Canadian systems engineer Peter Adkins found the devices were susceptible to remote access attacks, the most severe of which was the ability to hijack DNS settings via a cross-site request forgery vulnerability (CSRF):

Due to the nature of the ping.ccp vulnerability, an attacker can gain root access, hijack DNS settings or execute arbitrary commands on these devices [by] the user simply visiting a webpage with a malicious HTTP form embedded (via CSRF).

Adkins said he published his findings last week, after communication with D-Link had ended more than a month previously.

D-Link has now acknowledged the existence of a problem, saying that three new firmware updates have been released for its DIR-820L router.

In an advisory, the company said it will release additional firmware updates over the coming week, encompassing the following router models:

  • DIR-626L
  • DIR-636L
  • DIR-808L
  • DIR-810L
  • DIR-826L
  • DIR-830L
  • DIR-836L

Adkins believes additional products are also affected.

D-Link confirmed Adkin’s research, explaining the existence of three potential vulnerabilities in at least some of its router lineup:

[The] first vulnerability reportedly relates to a malicious user who might be connected to the LAN-side of the device to use the devices upload utility to load malicious code without authentication.

A second vulnerability reportedly relates to the device’s ping utility that might permit command injection without authentication.
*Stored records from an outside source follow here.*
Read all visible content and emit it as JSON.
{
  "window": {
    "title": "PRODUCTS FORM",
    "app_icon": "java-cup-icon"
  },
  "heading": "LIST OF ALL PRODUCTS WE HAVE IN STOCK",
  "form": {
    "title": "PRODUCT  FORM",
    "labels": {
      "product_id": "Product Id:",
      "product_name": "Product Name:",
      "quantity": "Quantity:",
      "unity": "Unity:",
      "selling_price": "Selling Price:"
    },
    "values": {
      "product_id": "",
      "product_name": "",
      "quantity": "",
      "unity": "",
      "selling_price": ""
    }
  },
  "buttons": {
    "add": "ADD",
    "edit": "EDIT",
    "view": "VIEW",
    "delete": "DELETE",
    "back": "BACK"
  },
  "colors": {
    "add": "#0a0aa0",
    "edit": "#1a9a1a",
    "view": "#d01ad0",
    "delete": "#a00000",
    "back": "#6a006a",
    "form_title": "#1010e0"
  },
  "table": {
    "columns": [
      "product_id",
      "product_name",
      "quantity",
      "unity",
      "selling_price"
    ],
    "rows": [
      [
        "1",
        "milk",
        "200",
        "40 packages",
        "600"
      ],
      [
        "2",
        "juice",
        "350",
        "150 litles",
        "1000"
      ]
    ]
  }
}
A third vulnerability reportedly may exploit certain chipset utilities in firmware to potentially permit a malicious user an attack disclosing information about the devices configuration.
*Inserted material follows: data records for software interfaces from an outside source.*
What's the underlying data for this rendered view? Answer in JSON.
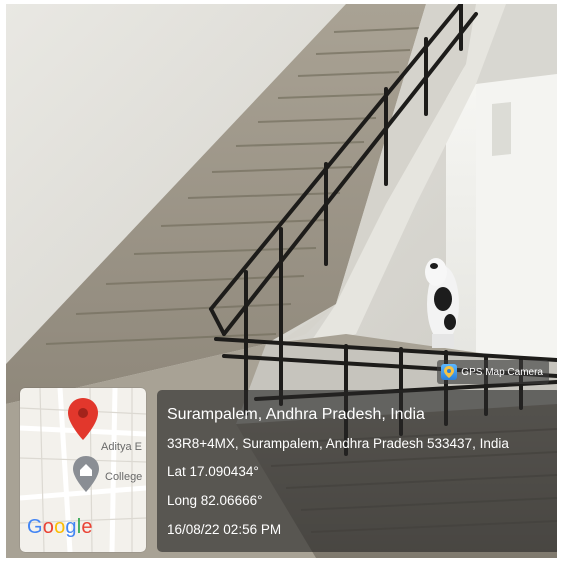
{
  "overlay": {
    "app_badge_label": "GPS Map Camera",
    "app_icon": "map-pin-camera-icon",
    "map": {
      "labels": [
        "Aditya E",
        "College"
      ],
      "logo_letters": [
        {
          "ch": "G",
          "color": "#4285F4"
        },
        {
          "ch": "o",
          "color": "#EA4335"
        },
        {
          "ch": "o",
          "color": "#FBBC05"
        },
        {
          "ch": "g",
          "color": "#4285F4"
        },
        {
          "ch": "l",
          "color": "#34A853"
        },
        {
          "ch": "e",
          "color": "#EA4335"
        }
      ],
      "pin_color": "#e2372c",
      "marker_icon": "location-marker-icon"
    },
    "place_title": "Surampalem, Andhra Pradesh, India",
    "address": "33R8+4MX, Surampalem, Andhra Pradesh 533437, India",
    "latitude": "Lat 17.090434°",
    "longitude": "Long 82.06666°",
    "datetime": "16/08/22 02:56 PM"
  }
}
D-Link made several recommendations to its affected customers:

  • Check their router’s history, looking for any signs of unauthorised access. They should also disable remote administrative access if they haven’t already done so.
  • Ensure that Wi-Fi connections are secured with suitable encryption, and connected devices are kept fully patched and scanned on a regular basis with security software.
  • Revisit the advisory page on a regular basis to check for firmware announcements, making sure they are installed as soon as available.

D-Link is no stranger to security issues with its routers – last month we wrote about how the DSL-2740R had been found to be vulnerable to traffic rerouting and DNS hijacking and, in 2013, we brought you news of “Joel’s Backdoor“, an easy means to gain backdoor access to the administration interface on a number of the company’s routers.